EXERCISE AIM:
The entries below must be retyped in full. Keep every word the same.

PROVIDED ENTRIES:
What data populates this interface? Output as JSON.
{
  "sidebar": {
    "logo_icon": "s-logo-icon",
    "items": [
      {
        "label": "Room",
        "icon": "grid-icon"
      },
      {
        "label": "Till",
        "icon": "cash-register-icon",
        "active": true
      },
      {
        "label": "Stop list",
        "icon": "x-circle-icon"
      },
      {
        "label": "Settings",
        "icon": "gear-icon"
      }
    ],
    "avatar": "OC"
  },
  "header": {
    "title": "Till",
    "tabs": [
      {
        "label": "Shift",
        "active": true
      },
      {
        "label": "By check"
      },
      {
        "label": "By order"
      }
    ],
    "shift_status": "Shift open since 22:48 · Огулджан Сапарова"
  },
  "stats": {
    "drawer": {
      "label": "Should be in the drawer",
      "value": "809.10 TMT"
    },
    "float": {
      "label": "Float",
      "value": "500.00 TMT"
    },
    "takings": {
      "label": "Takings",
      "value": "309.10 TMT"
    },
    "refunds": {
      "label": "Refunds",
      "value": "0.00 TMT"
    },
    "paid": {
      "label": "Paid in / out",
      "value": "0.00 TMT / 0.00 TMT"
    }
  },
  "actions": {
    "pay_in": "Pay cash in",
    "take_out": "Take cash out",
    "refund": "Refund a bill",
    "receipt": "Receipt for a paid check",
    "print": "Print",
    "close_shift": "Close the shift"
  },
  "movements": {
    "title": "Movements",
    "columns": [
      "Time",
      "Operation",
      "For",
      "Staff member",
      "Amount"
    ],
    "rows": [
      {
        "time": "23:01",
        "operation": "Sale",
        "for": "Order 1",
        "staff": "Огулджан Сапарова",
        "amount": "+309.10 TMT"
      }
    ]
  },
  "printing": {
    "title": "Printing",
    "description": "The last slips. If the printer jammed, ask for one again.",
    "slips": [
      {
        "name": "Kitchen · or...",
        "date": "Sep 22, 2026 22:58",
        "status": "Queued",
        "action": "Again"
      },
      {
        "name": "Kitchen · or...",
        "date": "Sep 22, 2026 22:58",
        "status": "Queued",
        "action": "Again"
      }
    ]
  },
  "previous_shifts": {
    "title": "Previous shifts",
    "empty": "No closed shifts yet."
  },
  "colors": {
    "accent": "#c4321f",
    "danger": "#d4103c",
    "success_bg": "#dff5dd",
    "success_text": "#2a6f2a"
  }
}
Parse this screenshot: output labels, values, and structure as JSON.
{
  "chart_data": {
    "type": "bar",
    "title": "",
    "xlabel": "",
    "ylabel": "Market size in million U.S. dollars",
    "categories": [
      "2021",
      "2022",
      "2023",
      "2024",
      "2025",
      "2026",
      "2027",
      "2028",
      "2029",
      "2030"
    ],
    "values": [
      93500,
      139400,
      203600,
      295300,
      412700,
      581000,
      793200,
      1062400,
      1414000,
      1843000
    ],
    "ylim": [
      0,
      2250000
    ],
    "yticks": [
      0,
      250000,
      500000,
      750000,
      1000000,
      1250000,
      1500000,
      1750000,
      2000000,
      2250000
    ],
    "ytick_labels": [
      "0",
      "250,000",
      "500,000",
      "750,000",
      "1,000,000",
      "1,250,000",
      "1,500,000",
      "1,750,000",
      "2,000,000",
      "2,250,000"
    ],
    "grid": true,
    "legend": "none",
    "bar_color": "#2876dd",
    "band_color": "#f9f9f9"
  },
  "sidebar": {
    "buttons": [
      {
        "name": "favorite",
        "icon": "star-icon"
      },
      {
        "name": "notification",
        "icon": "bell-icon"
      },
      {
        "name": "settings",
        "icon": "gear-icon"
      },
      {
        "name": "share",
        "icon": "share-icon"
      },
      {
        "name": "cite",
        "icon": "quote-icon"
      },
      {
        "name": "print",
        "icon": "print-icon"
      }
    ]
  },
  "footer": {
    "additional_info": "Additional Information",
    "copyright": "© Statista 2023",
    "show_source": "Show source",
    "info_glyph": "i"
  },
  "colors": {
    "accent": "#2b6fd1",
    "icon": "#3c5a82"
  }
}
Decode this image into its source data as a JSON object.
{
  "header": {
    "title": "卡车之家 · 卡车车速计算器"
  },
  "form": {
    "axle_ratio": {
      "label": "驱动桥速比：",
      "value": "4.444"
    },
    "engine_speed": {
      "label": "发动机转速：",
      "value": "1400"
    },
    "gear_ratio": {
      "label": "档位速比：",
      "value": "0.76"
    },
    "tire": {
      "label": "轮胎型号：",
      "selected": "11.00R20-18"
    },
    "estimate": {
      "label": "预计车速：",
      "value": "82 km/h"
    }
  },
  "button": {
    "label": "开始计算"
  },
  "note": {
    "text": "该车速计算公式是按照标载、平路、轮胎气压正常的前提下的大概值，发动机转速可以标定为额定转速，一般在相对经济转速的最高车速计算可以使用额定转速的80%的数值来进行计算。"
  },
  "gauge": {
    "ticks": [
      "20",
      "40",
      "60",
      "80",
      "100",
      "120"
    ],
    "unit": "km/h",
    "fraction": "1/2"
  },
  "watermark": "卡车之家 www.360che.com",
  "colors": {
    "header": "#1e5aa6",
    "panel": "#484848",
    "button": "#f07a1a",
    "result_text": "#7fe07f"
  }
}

TASK SOLUTION:
What data populates this interface? Output as JSON.
{
  "sidebar": {
    "logo_icon": "s-logo-icon",
    "items": [
      {
        "label": "Room",
        "icon": "grid-icon"
      },
      {
        "label": "Till",
        "icon": "cash-register-icon",
        "active": true
      },
      {
        "label": "Stop list",
        "icon": "x-circle-icon"
      },
      {
        "label": "Settings",
        "icon": "gear-icon"
      }
    ],
    "avatar": "OC"
  },
  "header": {
    "title": "Till",
    "tabs": [
      {
        "label": "Shift",
        "active": true
      },
      {
        "label": "By check"
      },
      {
        "label": "By order"
      }
    ],
    "shift_status": "Shift open since 22:48 · Огулджан Сапарова"
  },
  "stats": {
    "drawer": {
      "label": "Should be in the drawer",
      "value": "809.10 TMT"
    },
    "float": {
      "label": "Float",
      "value": "500.00 TMT"
    },
    "takings": {
      "label": "Takings",
      "value": "309.10 TMT"
    },
    "refunds": {
      "label": "Refunds",
      "value": "0.00 TMT"
    },
    "paid": {
      "label": "Paid in / out",
      "value": "0.00 TMT / 0.00 TMT"
    }
  },
  "actions": {
    "pay_in": "Pay cash in",
    "take_out": "Take cash out",
    "refund": "Refund a bill",
    "receipt": "Receipt for a paid check",
    "print": "Print",
    "close_shift": "Close the shift"
  },
  "movements": {
    "title": "Movements",
    "columns": [
      "Time",
      "Operation",
      "For",
      "Staff member",
      "Amount"
    ],
    "rows": [
      {
        "time": "23:01",
        "operation": "Sale",
        "for": "Order 1",
        "staff": "Огулджан Сапарова",
        "amount": "+309.10 TMT"
      }
    ]
  },
  "printing": {
    "title": "Printing",
    "description": "The last slips. If the printer jammed, ask for one again.",
    "slips": [
      {
        "name": "Kitchen · or...",
        "date": "Sep 22, 2026 22:58",
        "status": "Queued",
        "action": "Again"
      },
      {
        "name": "Kitchen · or...",
        "date": "Sep 22, 2026 22:58",
        "status": "Queued",
        "action": "Again"
      }
    ]
  },
  "previous_shifts": {
    "title": "Previous shifts",
    "empty": "No closed shifts yet."
  },
  "colors": {
    "accent": "#c4321f",
    "danger": "#d4103c",
    "success_bg": "#dff5dd",
    "success_text": "#2a6f2a"
  }
}
Parse this screenshot: output labels, values, and structure as JSON.
{
  "chart_data": {
    "type": "bar",
    "title": "",
    "xlabel": "",
    "ylabel": "Market size in million U.S. dollars",
    "categories": [
      "2021",
      "2022",
      "2023",
      "2024",
      "2025",
      "2026",
      "2027",
      "2028",
      "2029",
      "2030"
    ],
    "values": [
      93500,
      139400,
      203600,
      295300,
      412700,
      581000,
      793200,
      1062400,
      1414000,
      1843000
    ],
    "ylim": [
      0,
      2250000
    ],
    "yticks": [
      0,
      250000,
      500000,
      750000,
      1000000,
      1250000,
      1500000,
      1750000,
      2000000,
      2250000
    ],
    "ytick_labels": [
      "0",
      "250,000",
      "500,000",
      "750,000",
      "1,000,000",
      "1,250,000",
      "1,500,000",
      "1,750,000",
      "2,000,000",
      "2,250,000"
    ],
    "grid": true,
    "legend": "none",
    "bar_color": "#2876dd",
    "band_color": "#f9f9f9"
  },
  "sidebar": {
    "buttons": [
      {
        "name": "favorite",
        "icon": "star-icon"
      },
      {
        "name": "notification",
        "icon": "bell-icon"
      },
      {
        "name": "settings",
        "icon": "gear-icon"
      },
      {
        "name": "share",
        "icon": "share-icon"
      },
      {
        "name": "cite",
        "icon": "quote-icon"
      },
      {
        "name": "print",
        "icon": "print-icon"
      }
    ]
  },
  "footer": {
    "additional_info": "Additional Information",
    "copyright": "© Statista 2023",
    "show_source": "Show source",
    "info_glyph": "i"
  },
  "colors": {
    "accent": "#2b6fd1",
    "icon": "#3c5a82"
  }
}
Decode this image into its source data as a JSON object.
{
  "header": {
    "title": "卡车之家 · 卡车车速计算器"
  },
  "form": {
    "axle_ratio": {
      "label": "驱动桥速比：",
      "value": "4.444"
    },
    "engine_speed": {
      "label": "发动机转速：",
      "value": "1400"
    },
    "gear_ratio": {
      "label": "档位速比：",
      "value": "0.76"
    },
    "tire": {
      "label": "轮胎型号：",
      "selected": "11.00R20-18"
    },
    "estimate": {
      "label": "预计车速：",
      "value": "82 km/h"
    }
  },
  "button": {
    "label": "开始计算"
  },
  "note": {
    "text": "该车速计算公式是按照标载、平路、轮胎气压正常的前提下的大概值，发动机转速可以标定为额定转速，一般在相对经济转速的最高车速计算可以使用额定转速的80%的数值来进行计算。"
  },
  "gauge": {
    "ticks": [
      "20",
      "40",
      "60",
      "80",
      "100",
      "120"
    ],
    "unit": "km/h",
    "fraction": "1/2"
  },
  "watermark": "卡车之家 www.360che.com",
  "colors": {
    "header": "#1e5aa6",
    "panel": "#484848",
    "button": "#f07a1a",
    "result_text": "#7fe07f"
  }
}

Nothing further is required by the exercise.